But did her intended biases translate into a fake, deceptive or incomplete report? There’s a definite chance that it did, as the Nixon Peabody report implies but doesn’t validate. Owning individual opinions and the reporting of provable details are not always mutually special. I have an indignant reaction that I have shared publicly to the Jan. 6 mob assault on the U.S. Capitol in an attempt to disrupt the lawful electoral approach, but it does not imply that I just can’t discuss the truth of the matter about the horror of that violent day.

Here’s an concept: Why not apparent the air and enable us know regardless of whether the Parole Board, as OSIG alleged, violated point out law and its own insurance policies in its managing of not just Martin’s circumstance but those of other inmates who received their freedom early?

Instead than a myopic, endoscopic probe to evaluate no matter whether there was undue political affect or investigative bias, why not get to the base of the issue? Presented the shock state funds surplus, surely we can pay for one more $250,000 to have an unbiased, outdoors third social gathering clearly show us which results amid all the Parole Board matters OSIG investigated are valid, which are not, and the place bias may have distorted them.

Perhaps the report could offer us with a lot more of the context of the crisis the Parole Board was making an attempt to tackle over the prospect of COVID turning prisons into charnel properties as it did in nursing residences in the early months of the pandemic.

But when a board that is shielded from disclosing its deliberations and processes underneath the Flexibility of Data Act is accused of cutting corners to release people convicted of ghastly, chilly-blooded killings, an straightforward, unfettered and community accounting of people steps is necessary.

It’s owed to the victims of crimes the inmates ended up convicted of committing. It’s owed to these who enforce the law and prosecute the accused. It is owed to the Parole Board itself in the type of vindication if bias distorts the points. It is owed to the inmates, whose a long time of superior actions may possibly have earned them thing to consider for release. And it’s owed to the governor whose position it is to rein in the board should it overreach the law and flaunt the general public trust.

Shed in all this partisan preening and posturing is the reality that these matters have created important agony and hardship for some of Virginia’s most susceptible people today. Perhaps they were being harmed by a substantial-handed Parole Board. It’s possible they’ve been misled by a distorted investigative report. We even now never know.
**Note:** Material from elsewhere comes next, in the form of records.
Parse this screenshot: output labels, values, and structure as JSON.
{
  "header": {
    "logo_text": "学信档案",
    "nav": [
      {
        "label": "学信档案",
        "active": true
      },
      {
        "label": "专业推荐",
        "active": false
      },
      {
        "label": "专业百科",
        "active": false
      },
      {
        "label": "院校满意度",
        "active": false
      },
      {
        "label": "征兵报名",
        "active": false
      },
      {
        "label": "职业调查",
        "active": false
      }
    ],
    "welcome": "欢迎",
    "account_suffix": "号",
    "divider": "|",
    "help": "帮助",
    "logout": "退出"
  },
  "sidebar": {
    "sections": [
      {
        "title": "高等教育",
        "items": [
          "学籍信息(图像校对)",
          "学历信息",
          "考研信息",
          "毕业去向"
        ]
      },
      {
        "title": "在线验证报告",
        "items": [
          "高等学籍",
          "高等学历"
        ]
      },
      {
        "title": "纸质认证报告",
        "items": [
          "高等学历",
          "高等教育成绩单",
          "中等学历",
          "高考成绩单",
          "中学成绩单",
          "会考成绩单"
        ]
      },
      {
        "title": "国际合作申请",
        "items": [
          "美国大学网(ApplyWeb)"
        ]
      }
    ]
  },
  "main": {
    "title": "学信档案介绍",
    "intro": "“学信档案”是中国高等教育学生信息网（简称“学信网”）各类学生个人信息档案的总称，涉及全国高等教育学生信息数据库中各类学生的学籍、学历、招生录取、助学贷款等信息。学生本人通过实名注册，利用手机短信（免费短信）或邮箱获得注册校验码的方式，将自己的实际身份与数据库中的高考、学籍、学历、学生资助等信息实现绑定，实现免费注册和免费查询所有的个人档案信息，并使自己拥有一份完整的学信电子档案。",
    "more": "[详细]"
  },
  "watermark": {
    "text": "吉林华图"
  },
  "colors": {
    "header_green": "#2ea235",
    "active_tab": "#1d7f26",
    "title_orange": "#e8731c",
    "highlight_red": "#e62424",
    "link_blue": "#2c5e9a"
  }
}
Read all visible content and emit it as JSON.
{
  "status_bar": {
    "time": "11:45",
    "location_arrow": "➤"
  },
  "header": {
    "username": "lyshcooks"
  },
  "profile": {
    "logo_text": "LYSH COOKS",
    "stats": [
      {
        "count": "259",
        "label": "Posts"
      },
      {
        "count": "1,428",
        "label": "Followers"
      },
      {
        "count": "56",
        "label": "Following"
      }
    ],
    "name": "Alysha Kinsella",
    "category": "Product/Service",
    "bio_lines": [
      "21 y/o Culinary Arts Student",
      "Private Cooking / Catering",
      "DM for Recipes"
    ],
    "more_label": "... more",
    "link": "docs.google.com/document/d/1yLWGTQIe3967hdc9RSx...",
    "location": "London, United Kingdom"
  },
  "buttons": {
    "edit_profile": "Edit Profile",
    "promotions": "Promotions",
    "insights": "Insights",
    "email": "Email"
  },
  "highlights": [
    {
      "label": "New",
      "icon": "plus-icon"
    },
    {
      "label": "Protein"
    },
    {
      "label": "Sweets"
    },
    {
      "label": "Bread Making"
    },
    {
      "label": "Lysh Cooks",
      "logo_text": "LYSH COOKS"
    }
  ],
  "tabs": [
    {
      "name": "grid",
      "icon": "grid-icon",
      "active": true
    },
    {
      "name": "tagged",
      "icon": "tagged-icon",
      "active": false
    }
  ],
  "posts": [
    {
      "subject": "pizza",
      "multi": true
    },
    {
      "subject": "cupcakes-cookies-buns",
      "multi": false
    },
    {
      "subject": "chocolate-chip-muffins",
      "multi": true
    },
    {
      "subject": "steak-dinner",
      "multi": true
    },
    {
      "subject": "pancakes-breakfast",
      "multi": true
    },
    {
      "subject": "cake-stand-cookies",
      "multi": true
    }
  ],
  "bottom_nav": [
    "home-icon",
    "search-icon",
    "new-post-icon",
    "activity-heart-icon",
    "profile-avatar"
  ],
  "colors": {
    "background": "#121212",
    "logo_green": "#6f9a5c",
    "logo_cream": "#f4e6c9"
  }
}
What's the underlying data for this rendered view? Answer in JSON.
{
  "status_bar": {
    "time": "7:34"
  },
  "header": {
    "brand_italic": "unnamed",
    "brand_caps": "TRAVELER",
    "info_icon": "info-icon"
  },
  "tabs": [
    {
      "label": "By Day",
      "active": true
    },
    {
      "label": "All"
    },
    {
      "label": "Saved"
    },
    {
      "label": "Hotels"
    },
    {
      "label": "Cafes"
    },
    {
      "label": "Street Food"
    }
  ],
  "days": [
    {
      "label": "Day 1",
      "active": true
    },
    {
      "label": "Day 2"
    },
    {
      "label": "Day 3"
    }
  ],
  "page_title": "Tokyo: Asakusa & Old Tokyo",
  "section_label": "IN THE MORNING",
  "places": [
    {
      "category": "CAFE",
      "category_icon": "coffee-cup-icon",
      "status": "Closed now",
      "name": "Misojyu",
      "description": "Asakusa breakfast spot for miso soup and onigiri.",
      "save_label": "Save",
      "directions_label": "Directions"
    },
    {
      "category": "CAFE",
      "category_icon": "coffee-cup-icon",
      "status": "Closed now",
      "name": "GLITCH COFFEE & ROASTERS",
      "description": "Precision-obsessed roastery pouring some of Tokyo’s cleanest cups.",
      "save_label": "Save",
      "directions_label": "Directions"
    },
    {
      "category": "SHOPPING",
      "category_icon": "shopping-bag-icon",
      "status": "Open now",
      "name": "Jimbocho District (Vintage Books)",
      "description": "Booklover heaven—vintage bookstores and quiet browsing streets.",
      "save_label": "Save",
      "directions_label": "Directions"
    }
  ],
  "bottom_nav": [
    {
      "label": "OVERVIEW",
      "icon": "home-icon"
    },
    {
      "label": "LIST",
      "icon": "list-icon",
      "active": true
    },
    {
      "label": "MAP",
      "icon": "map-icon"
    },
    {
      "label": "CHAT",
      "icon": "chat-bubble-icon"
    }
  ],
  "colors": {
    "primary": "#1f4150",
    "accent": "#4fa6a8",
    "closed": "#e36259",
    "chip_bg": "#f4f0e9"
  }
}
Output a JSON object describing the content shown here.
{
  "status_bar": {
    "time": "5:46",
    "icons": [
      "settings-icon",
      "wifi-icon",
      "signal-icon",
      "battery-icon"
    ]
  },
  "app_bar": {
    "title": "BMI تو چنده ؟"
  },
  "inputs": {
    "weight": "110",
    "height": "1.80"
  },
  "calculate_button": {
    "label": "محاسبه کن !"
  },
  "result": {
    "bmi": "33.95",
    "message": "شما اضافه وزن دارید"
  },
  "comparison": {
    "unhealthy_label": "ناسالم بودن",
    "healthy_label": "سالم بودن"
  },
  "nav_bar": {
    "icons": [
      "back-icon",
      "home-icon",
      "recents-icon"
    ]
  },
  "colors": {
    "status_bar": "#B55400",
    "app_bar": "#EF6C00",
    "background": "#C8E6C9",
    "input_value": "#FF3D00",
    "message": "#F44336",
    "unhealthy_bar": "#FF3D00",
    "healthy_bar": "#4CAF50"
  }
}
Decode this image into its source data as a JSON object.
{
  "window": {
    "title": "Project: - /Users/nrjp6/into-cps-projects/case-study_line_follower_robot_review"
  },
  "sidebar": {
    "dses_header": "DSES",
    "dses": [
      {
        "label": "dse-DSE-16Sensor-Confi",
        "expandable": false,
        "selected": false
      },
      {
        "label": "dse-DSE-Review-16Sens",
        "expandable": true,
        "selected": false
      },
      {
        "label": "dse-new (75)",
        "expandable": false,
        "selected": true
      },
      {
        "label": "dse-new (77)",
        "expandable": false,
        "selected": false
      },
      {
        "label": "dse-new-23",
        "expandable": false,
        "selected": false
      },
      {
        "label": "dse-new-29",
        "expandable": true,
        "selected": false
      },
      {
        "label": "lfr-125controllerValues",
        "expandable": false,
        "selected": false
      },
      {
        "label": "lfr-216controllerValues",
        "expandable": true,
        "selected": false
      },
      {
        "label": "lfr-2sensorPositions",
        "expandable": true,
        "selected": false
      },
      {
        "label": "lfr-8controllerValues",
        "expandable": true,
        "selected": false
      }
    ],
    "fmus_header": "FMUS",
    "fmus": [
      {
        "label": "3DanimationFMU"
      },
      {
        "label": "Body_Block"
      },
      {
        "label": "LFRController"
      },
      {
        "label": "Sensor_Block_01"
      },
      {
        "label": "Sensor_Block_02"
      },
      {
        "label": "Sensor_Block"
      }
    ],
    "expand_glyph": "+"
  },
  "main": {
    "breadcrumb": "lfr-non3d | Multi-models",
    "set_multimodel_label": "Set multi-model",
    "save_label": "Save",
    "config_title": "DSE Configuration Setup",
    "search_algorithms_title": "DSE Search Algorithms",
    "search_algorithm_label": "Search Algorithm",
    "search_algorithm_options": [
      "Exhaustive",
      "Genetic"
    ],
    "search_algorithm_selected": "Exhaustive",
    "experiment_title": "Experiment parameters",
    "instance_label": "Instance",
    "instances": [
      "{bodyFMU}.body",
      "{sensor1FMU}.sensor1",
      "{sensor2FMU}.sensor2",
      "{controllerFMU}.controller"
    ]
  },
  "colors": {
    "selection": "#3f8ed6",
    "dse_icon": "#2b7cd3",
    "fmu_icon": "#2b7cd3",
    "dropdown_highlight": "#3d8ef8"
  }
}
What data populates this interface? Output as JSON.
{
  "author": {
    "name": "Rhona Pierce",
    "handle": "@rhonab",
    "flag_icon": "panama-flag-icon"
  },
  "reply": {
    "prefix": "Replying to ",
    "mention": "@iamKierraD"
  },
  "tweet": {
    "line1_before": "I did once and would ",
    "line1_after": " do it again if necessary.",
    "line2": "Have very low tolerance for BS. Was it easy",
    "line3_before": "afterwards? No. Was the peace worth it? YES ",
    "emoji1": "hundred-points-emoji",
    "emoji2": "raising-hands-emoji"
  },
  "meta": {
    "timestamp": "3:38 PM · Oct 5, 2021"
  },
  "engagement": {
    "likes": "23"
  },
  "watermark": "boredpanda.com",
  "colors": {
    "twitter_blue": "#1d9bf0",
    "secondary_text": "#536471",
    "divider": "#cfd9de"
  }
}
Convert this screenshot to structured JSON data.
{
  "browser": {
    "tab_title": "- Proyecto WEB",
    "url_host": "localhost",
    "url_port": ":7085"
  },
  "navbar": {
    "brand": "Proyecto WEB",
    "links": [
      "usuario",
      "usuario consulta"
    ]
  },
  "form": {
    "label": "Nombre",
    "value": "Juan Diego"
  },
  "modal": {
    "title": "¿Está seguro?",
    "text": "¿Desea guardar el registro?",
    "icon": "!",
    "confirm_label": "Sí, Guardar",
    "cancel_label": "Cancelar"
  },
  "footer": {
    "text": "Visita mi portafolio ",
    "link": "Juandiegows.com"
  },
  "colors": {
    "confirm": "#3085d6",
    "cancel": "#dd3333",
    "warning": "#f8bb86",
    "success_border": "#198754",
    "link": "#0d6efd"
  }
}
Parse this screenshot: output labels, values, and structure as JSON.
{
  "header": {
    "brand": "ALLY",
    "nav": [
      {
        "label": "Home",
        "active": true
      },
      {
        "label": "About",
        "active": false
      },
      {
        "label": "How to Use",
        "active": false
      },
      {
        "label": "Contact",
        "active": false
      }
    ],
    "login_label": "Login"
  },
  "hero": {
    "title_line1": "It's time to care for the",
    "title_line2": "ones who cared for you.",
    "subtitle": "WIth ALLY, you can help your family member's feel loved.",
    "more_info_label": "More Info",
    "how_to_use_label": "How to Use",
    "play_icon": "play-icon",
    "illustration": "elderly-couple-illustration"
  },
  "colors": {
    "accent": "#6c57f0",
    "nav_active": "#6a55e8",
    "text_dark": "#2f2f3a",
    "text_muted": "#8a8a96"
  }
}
Nixon Peabody did its position, but its report answered none of the essential thoughts although developing unanswered new ones.